3 Keys to a Product-Led Go-to-Market Strategy
After spending some time with Jake Sorofman, one thing becomes super obvious: He really believes in what he’s doing.
And that’s why Pendo wanted him as their CMO, because they have a similar, simple philosophy, based on their passion:
Build the world’s greatest tool for product teams. The rest will follow.
And it did.
To the tune of $206MM in VC funding.
Needless to say, we took notice of what they’re doing over at Pendo. I wanted to know:
What makes their product so successful?
What does Jake have to say about successful marketing?
How can other companies replicate Pendo’s success with their own go-to-market strategies?
Jake answers these questions and more on our latest Data-Driven Marketer podcast, and we capture all the highlights from that interview below:
1) Focus on your fanbase. The rest will follow.
When Pendo first got started (in 2014), VCs were concerned about the marketability of
the product. They knew Pendo’s target market—product teams—didn’t traditionally own their own budget.
VCs were skeptical: “Product teams have $0 budget”
But Pendo’s founders were all product managers and product execs—they knew what they wanted to build, and they knew who they wanted to build it for: product teams.
Plus, they had the foresight to bank on two key elements:
- Pendo founders believed that, in the near future, product teams would have more discretionary buying power
- They knew the problem product teams were facing was real (and acute) enough that they would find the budget when necessary
They were right. And their focus on product teams came with a bonus: every other team became interested as well.
After focusing on their fanbase, every other team became interested
By focusing on their target customers, Pendo developed a tool that was so helpful, that sales, marketing, and customer success also wanted access.
Pendo’s value prop is pretty simple: improve the world’s experiences with software.

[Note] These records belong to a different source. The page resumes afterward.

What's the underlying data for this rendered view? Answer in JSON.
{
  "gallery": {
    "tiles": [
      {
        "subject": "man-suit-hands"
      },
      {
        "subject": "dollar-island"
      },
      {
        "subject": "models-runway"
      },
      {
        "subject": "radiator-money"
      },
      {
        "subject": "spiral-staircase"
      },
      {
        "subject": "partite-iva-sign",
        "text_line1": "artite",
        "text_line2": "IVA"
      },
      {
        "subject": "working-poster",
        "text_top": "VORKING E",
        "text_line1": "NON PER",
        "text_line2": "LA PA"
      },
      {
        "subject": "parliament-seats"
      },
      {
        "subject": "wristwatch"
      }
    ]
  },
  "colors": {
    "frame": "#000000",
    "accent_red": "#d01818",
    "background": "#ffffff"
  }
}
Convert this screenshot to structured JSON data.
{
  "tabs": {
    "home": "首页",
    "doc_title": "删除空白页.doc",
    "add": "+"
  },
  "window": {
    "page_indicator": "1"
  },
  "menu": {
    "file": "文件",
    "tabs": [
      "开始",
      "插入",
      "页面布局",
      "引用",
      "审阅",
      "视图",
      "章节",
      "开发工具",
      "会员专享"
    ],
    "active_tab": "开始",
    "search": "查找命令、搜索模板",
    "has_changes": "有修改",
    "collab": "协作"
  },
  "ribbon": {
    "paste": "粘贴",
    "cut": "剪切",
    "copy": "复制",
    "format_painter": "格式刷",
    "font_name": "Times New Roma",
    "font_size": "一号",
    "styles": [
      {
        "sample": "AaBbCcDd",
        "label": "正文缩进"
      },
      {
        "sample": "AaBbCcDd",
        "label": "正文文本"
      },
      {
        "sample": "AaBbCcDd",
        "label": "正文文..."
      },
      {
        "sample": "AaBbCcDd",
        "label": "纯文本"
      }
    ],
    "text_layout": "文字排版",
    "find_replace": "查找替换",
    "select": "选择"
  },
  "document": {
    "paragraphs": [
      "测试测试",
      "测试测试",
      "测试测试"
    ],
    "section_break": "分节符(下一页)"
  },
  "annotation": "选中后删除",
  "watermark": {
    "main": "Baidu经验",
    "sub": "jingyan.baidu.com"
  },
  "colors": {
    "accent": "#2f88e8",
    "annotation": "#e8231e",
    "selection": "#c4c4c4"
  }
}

They create tools that helps product teams understand how customers are interacting with their software, guide customers through onboarding, and then roll all of that up into analytics that product teams can use to further enhance their offerings.
Because Pendo’s product brings such high visibility to the way customers engage with software, every other team wanted access to it:
- Sales wanted access to score leads
- Marketing wanted to identify power users, use cases, and personas, so they could cross-sell and up-sell
- Customer success wanted access because they knew that product usage is a predictor of churn
2) Don’t stop at a widget. Build a community.
As B2B (and B2C) marketers know, a community can be a game-changer for your brand. You don’t want to stop at having a product, a tool, a system, or a platform for your buyers. You want to transform your industry by providing a community, a landing pad, if you will, for those buyers (which then convert to fans).
Here’s a few ideas for doing just that, borrowed from Pendo:
- Start a user conference. They call theirs “Pendomonium.” Clever, right?
- Go big with your content marketing. Pendo started an entire publication site just for content related to their space, where they publish 5 to 6 pieces of original content each week.
3) Invest heavily in brand.
Companies often underinvest in brand. There are 2 reasons for this:
- Philosophy. Essentially, some businesses don’t truly believe in the overwhelming power of brand.
- Practical. Budgets are limited, and revenue generating marketing activities compete with—and often win—the available dollars. When this happens, “demand gen is always going to win,” Jake noted.
As CMO, Jake believes heavily in brand, eliminating the first issue (philosophy). And diversifying his budget, secondly, by dividing it between demand gen and brand.
So at Pendo, Jake jokingly notes, they’re nearly “over-invested” on brand, but he quickly corrects himself: There’s really no such thing. By being very thoughtful about how they express their brand across venue and focusing on consistency and coherency, Pendo now has over 1,600 customers with 400 employees spread across 6 offices.
I think they’re doing something right.